A fresh edX student very much liked OPT but had two problems with its online nature: sometimes the OPT Web site was not responding, sometimes she had no Internet connection. Fortunately, OPT is open sourced on GitHub, so I was able to set it up on her Windows notebook as follows:

OPT runs on Google App Engine, but there is a local development server in the GAE SDK. I’ve set it up up on top of a small VirtualBox VM running Linux, so as to minimize interference with other software and simplify migration.

  1. Set up or clone a baseline Linux VM. I had a baseline Ubuntu 12.04 LTS disk image already, so just followed my own VirtualBox VM cloning recipe.
  2. In the meantime, download the Linux version of the Google App Engine SDK for Python:

    wget -c http://googleappengine.googlecode.com/files/google_appengine_1.7.3.zip

    (look up the current URL on the SDK download page)

  3. Fetch the latest version of OPT from GitHub:

    wget -c -O online-python-tutor.zip https://github.com/pgbovine/OnlinePythonTutor/zipball/master
  4. It turned out that Ubuntu 12.04 Server has Python installed even in the minimal configuration. I had to install unzip though:

    sudo apt-get install unzip
  5. Unpack both packages. I have chosen to put them under /opt (pun not intended – that is where FHS says you should put optional packages):

    cd /opt
    sudo unzip ~/google_appengine_1.7.3.zip
    sudo unzip ~/online-python-tutor.zip
  6. (optional) Rename the OPT directory:

    sudo mv pgbovine-OnlinePythonTutor-c4880ea online-python-tutor
  7. Try running OPT:

    sudo /opt/google_appengine/dev_appserver.py \
      -a \
      -p 80 \
      --skip_sdk_update_check \

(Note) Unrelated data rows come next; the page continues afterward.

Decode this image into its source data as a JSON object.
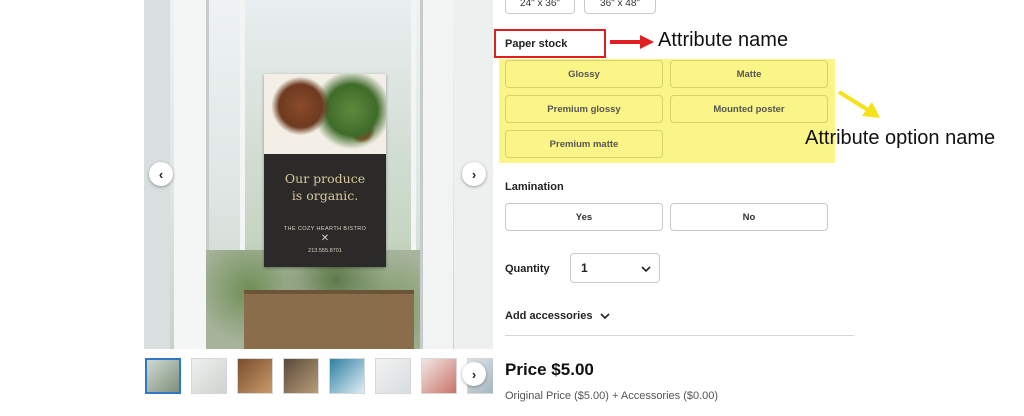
{
  "sizes": [
    "24\" x 36\"",
    "36\" x 48\""
  ],
  "poster": {
    "headline_1": "Our produce",
    "headline_2": "is organic.",
    "business": "THE COZY HEARTH BISTRO",
    "phone": "213.555.8701"
  },
  "thumbnail_count": 8,
  "paper_stock": {
    "label": "Paper stock",
    "options": [
      "Glossy",
      "Matte",
      "Premium glossy",
      "Mounted poster",
      "Premium matte"
    ]
  },
  "lamination": {
    "label": "Lamination",
    "options": [
      "Yes",
      "No"
    ]
  },
  "quantity": {
    "label": "Quantity",
    "value": "1"
  },
  "accessories": {
    "label": "Add accessories"
  },
  "price": {
    "text": "Price $5.00",
    "breakdown": "Original Price ($5.00) + Accessories ($0.00)"
  },
  "annotations": {
    "attribute_name": "Attribute name",
    "attribute_option_name": "Attribute option name"
  },
  "colors": {
    "highlight": "#fbf587",
    "annotation_red": "#e02020",
    "annotation_yellow": "#f5e21a",
    "thumb_active": "#2e78c7"
  },
  "icons": {
    "gallery_prev": "chevron-left-icon",
    "gallery_next": "chevron-right-icon",
    "quantity": "chevron-down-icon",
    "accessories": "chevron-down-icon"
  }
}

    There will be warnings about the unavailability of some APIs and such, but OPT apparently does not use those, so you may ingore the warnings.

  8. Try connecting to the VM from your browser. You should see the main OPT screen and be able to use it:

    Check that it works, then get back to the VM console/terminal and press Ctrl-C to shutdown the development server.

  9. Finally, make OPT start automatically on boot. On Ubuntu and other Upstart-enabled systems, add a .conf file to /etc/init:

    sudoedit /etc/init/pythontutor.conf

    with the following content (change installation directories if necessary):

    start on runlevel [2345]
    stop on runlevel [!2345]
    expect fork
    exec /opt/google_appengine/dev_appserver.py \
      --skip_sdk_update_check  \
      -a -p 80 \
      /opt/online-python-tutor/v3 &
  10. Start the pythontutor job:

    sudo start pythontutor

    If this time you cannot connect to OPT from your browser, look for clues in /var/log/upstart/pythontutor.

Now that everything is working, you may wish to reduce the amount of RAM allocated to the VM. 128MB is more than enough to run a copy of the OPT just for the user connecting from the host, but watch memory use if you install e.g. a shared copy for your class or something.

Running programs on Linux boot up

September 29th, 2012

The other day I needed to configure a Linux VM to run a few programs at system startup. It turned out that there is no single way to accomplish that that would work across all major Linux distros and Unix flavors.

Read the rest of this entry »